The problem
Report every line below that holds the word "will".

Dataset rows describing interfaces
————

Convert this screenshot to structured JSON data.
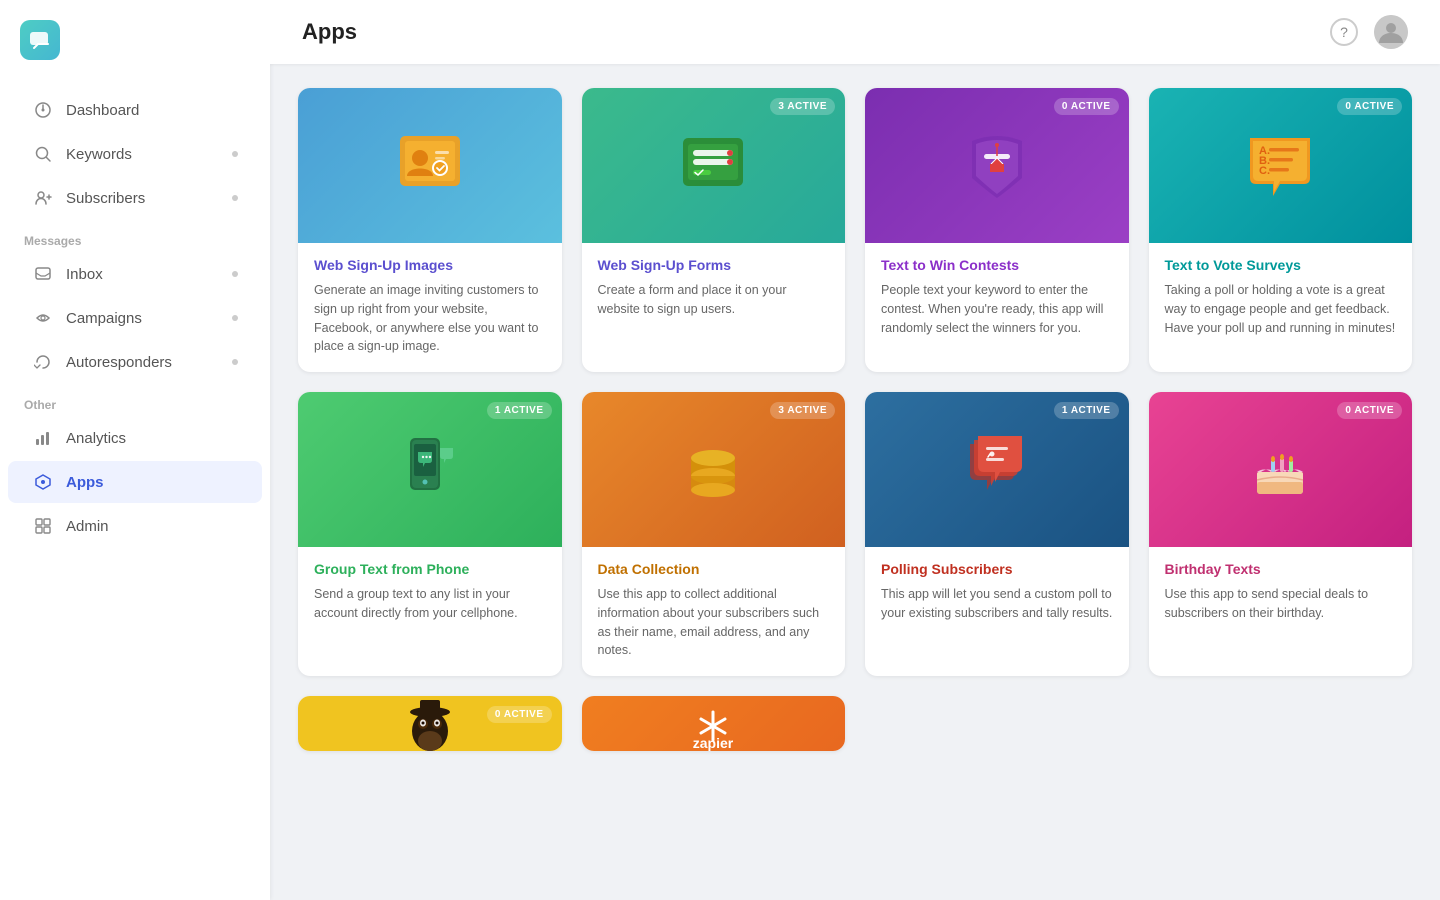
{
  "header": {
    "title": "Apps"
  },
  "sidebar": {
    "logo_char": "💬",
    "nav_items": [
      {
        "id": "dashboard",
        "label": "Dashboard",
        "icon": "dashboard-icon",
        "section": null,
        "has_dot": false,
        "active": false
      },
      {
        "id": "keywords",
        "label": "Keywords",
        "icon": "keywords-icon",
        "section": null,
        "has_dot": true,
        "active": false
      },
      {
        "id": "subscribers",
        "label": "Subscribers",
        "icon": "subscribers-icon",
        "section": null,
        "has_dot": true,
        "active": false
      }
    ],
    "sections": [
      {
        "label": "Messages",
        "items": [
          {
            "id": "inbox",
            "label": "Inbox",
            "icon": "inbox-icon",
            "has_dot": true,
            "active": false
          },
          {
            "id": "campaigns",
            "label": "Campaigns",
            "icon": "campaigns-icon",
            "has_dot": true,
            "active": false
          },
          {
            "id": "autoresponders",
            "label": "Autoresponders",
            "icon": "autoresponders-icon",
            "has_dot": true,
            "active": false
          }
        ]
      },
      {
        "label": "Other",
        "items": [
          {
            "id": "analytics",
            "label": "Analytics",
            "icon": "analytics-icon",
            "has_dot": false,
            "active": false
          },
          {
            "id": "apps",
            "label": "Apps",
            "icon": "apps-icon",
            "has_dot": false,
            "active": true
          },
          {
            "id": "admin",
            "label": "Admin",
            "icon": "admin-icon",
            "has_dot": false,
            "active": false
          }
        ]
      }
    ]
  },
  "apps": [
    {
      "id": "web-signup-images",
      "title": "Web Sign-Up Images",
      "title_color": "#5b4fcf",
      "description": "Generate an image inviting customers to sign up right from your website, Facebook, or anywhere else you want to place a sign-up image.",
      "badge": null,
      "bg": "blue-grad"
    },
    {
      "id": "web-signup-forms",
      "title": "Web Sign-Up Forms",
      "title_color": "#5b4fcf",
      "description": "Create a form and place it on your website to sign up users.",
      "badge": "3 ACTIVE",
      "bg": "green-teal"
    },
    {
      "id": "text-to-win",
      "title": "Text to Win Contests",
      "title_color": "#8b2fc9",
      "description": "People text your keyword to enter the contest. When you're ready, this app will randomly select the winners for you.",
      "badge": "0 ACTIVE",
      "bg": "purple"
    },
    {
      "id": "text-to-vote",
      "title": "Text to Vote Surveys",
      "title_color": "#009999",
      "description": "Taking a poll or holding a vote is a great way to engage people and get feedback. Have your poll up and running in minutes!",
      "badge": "0 ACTIVE",
      "bg": "teal-dark"
    },
    {
      "id": "group-text",
      "title": "Group Text from Phone",
      "title_color": "#2db05b",
      "description": "Send a group text to any list in your account directly from your cellphone.",
      "badge": "1 ACTIVE",
      "bg": "green-grad"
    },
    {
      "id": "data-collection",
      "title": "Data Collection",
      "title_color": "#c07000",
      "description": "Use this app to collect additional information about your subscribers such as their name, email address, and any notes.",
      "badge": "3 ACTIVE",
      "bg": "orange-red"
    },
    {
      "id": "polling",
      "title": "Polling Subscribers",
      "title_color": "#c03020",
      "description": "This app will let you send a custom poll to your existing subscribers and tally results.",
      "badge": "1 ACTIVE",
      "bg": "blue-dark"
    },
    {
      "id": "birthday-texts",
      "title": "Birthday Texts",
      "title_color": "#c03070",
      "description": "Use this app to send special deals to subscribers on their birthday.",
      "badge": "0 ACTIVE",
      "bg": "pink"
    },
    {
      "id": "chimp",
      "title": "",
      "title_color": "#333",
      "description": "",
      "badge": "0 ACTIVE",
      "bg": "yellow"
    },
    {
      "id": "zapier",
      "title": "",
      "title_color": "#333",
      "description": "",
      "badge": null,
      "bg": "orange"
    }
  ]
}
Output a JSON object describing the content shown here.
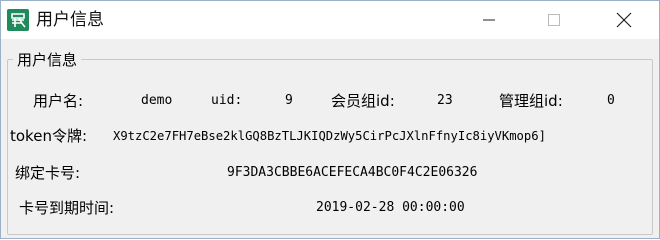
{
  "window": {
    "title": "用户信息",
    "icon": "app-logo-icon",
    "controls": {
      "minimize": "minimize-icon",
      "maximize": "maximize-icon",
      "close": "close-icon"
    }
  },
  "group": {
    "title": "用户信息",
    "username_label": "用户名:",
    "username_value": "demo",
    "uid_label": "uid:",
    "uid_value": "9",
    "member_group_label": "会员组id:",
    "member_group_value": "23",
    "admin_group_label": "管理组id:",
    "admin_group_value": "0",
    "token_label": "token令牌:",
    "token_value": "X9tzC2e7FH7eBse2klGQ8BzTLJKIQDzWy5CirPcJXlnFfnyIc8iyVKmop6]",
    "bind_card_label": "绑定卡号:",
    "bind_card_value": "9F3DA3CBBE6ACEFECA4BC0F4C2E06326",
    "expire_label": "卡号到期时间:",
    "expire_value": "2019-02-28 00:00:00"
  },
  "colors": {
    "title_bg": "#ffffff",
    "body_bg": "#f0f0f0",
    "icon_green": "#1f8a5b"
  }
}
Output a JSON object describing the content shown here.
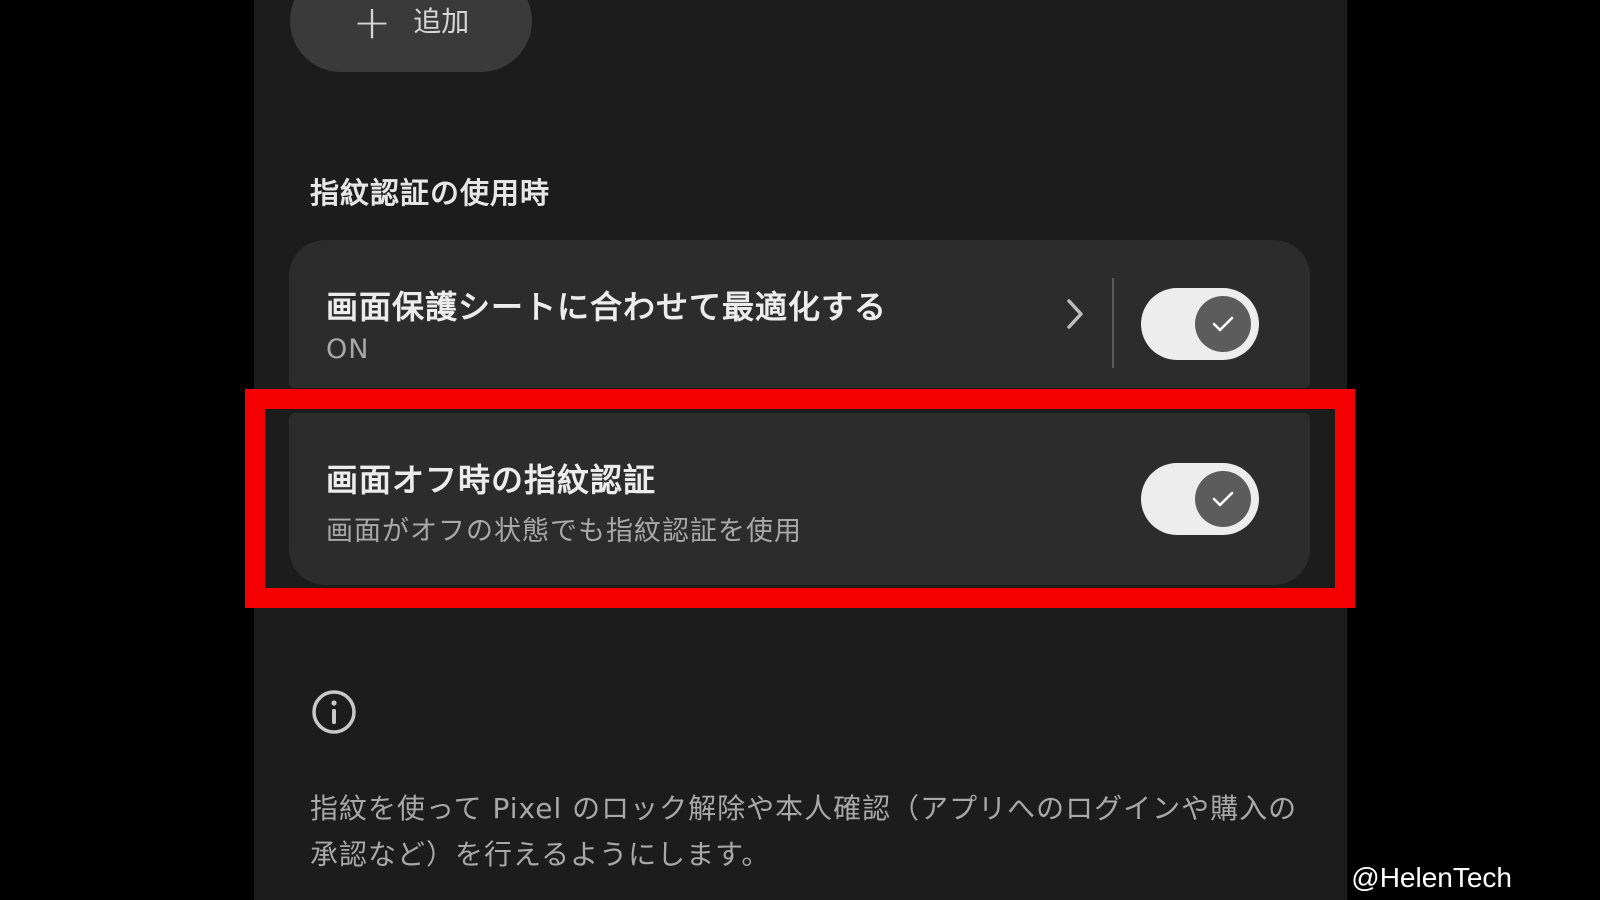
{
  "add_button": {
    "plus": "+",
    "label": "追加"
  },
  "section": {
    "title": "指紋認証の使用時"
  },
  "settings": [
    {
      "title": "画面保護シートに合わせて最適化する",
      "subtitle": "ON",
      "has_chevron": true,
      "toggle_on": true
    },
    {
      "title": "画面オフ時の指紋認証",
      "subtitle": "画面がオフの状態でも指紋認証を使用",
      "has_chevron": false,
      "toggle_on": true
    }
  ],
  "info": {
    "icon": "info-icon",
    "text": "指紋を使って Pixel のロック解除や本人確認（アプリへのログインや購入の承認など）を行えるようにします。"
  },
  "watermark": "@HelenTech",
  "colors": {
    "highlight": "#f40000",
    "toggle_track": "#ededed",
    "toggle_thumb": "#5c5c5c"
  }
}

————

Written reply
      "description": "People text your keyword to enter the contest. When you're ready, this app will randomly select the winners for you.",
      "description": "This app will let you send a custom poll to your existing subscribers and tally results.",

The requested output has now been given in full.